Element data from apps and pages
=== Section Start ===

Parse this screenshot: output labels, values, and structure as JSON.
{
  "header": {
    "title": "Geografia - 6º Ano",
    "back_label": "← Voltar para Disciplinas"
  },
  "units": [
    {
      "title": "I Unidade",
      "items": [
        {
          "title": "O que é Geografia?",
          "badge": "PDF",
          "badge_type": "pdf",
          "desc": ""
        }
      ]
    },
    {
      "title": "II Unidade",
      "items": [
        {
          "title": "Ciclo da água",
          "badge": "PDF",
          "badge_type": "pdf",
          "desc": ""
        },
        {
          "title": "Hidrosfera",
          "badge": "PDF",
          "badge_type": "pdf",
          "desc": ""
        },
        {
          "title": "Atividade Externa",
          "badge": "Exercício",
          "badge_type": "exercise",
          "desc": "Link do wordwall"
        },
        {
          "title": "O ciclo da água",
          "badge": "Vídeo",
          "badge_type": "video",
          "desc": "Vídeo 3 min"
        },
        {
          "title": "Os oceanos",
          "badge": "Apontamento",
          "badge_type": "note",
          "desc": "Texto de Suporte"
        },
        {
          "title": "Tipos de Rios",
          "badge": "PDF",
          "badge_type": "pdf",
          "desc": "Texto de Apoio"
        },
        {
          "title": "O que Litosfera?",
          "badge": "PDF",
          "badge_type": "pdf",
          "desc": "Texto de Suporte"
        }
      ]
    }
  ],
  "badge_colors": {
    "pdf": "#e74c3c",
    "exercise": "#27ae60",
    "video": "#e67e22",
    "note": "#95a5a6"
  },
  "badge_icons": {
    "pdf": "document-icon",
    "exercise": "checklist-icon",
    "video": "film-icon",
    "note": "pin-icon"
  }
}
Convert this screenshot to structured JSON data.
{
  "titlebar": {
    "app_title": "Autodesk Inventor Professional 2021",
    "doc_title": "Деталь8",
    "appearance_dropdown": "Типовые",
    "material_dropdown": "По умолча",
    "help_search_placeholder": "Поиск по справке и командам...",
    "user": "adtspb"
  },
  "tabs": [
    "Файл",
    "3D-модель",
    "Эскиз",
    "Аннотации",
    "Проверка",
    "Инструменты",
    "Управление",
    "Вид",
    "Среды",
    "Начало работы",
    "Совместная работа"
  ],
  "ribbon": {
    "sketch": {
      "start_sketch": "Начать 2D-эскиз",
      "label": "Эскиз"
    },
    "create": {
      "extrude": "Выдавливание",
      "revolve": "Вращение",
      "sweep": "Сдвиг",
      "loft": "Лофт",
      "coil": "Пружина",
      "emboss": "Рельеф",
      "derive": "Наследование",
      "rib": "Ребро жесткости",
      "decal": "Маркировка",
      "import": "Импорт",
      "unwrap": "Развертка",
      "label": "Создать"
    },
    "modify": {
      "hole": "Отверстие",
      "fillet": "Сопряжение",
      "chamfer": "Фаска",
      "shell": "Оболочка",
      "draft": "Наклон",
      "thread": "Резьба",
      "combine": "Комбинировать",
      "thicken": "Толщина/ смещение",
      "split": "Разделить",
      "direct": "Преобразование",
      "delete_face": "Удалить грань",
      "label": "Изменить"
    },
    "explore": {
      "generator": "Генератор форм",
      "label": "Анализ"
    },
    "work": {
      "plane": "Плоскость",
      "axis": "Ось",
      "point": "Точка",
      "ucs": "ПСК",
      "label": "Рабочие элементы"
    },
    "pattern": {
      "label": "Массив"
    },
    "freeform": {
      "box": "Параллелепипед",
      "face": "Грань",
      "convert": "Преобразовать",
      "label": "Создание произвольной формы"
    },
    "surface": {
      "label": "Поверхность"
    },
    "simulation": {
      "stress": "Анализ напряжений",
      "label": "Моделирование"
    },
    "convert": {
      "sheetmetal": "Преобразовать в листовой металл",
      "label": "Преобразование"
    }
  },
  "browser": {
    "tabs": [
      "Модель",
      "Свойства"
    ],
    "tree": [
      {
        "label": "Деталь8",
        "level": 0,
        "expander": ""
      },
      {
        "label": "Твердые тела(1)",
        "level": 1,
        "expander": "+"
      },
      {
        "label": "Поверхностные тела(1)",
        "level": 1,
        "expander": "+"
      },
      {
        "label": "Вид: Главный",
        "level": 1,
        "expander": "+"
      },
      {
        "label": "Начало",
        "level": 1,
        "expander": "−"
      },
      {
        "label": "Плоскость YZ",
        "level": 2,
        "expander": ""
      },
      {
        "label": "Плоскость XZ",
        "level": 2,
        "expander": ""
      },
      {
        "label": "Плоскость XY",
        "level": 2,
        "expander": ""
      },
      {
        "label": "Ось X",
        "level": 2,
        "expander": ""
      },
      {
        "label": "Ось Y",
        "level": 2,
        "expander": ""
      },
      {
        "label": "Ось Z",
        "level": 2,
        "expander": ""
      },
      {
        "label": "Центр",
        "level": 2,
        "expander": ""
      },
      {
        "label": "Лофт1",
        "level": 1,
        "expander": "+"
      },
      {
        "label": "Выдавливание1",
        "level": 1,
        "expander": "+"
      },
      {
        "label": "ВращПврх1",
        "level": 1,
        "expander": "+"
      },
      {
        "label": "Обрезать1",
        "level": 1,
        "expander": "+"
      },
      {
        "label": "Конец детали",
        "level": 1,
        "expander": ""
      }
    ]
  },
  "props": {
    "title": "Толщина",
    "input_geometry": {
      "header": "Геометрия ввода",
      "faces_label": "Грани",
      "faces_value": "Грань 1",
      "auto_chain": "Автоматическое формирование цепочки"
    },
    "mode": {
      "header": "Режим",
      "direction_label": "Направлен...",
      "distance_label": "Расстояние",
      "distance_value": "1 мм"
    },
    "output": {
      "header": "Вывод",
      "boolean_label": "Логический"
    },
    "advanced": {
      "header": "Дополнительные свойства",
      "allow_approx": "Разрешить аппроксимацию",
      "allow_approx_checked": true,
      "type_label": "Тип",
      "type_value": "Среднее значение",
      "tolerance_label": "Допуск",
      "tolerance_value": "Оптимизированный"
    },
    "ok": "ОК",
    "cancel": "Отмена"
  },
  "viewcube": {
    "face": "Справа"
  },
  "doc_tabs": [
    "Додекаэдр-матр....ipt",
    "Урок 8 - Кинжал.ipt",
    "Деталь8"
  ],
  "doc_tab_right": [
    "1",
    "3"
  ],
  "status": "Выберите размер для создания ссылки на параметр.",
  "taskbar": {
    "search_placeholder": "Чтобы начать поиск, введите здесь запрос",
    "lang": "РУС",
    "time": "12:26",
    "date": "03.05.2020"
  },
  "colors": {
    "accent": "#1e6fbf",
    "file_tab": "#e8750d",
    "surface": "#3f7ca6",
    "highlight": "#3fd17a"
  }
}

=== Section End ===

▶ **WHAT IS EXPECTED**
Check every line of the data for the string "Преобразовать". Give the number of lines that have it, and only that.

▶ **TASK RESPONSE**
2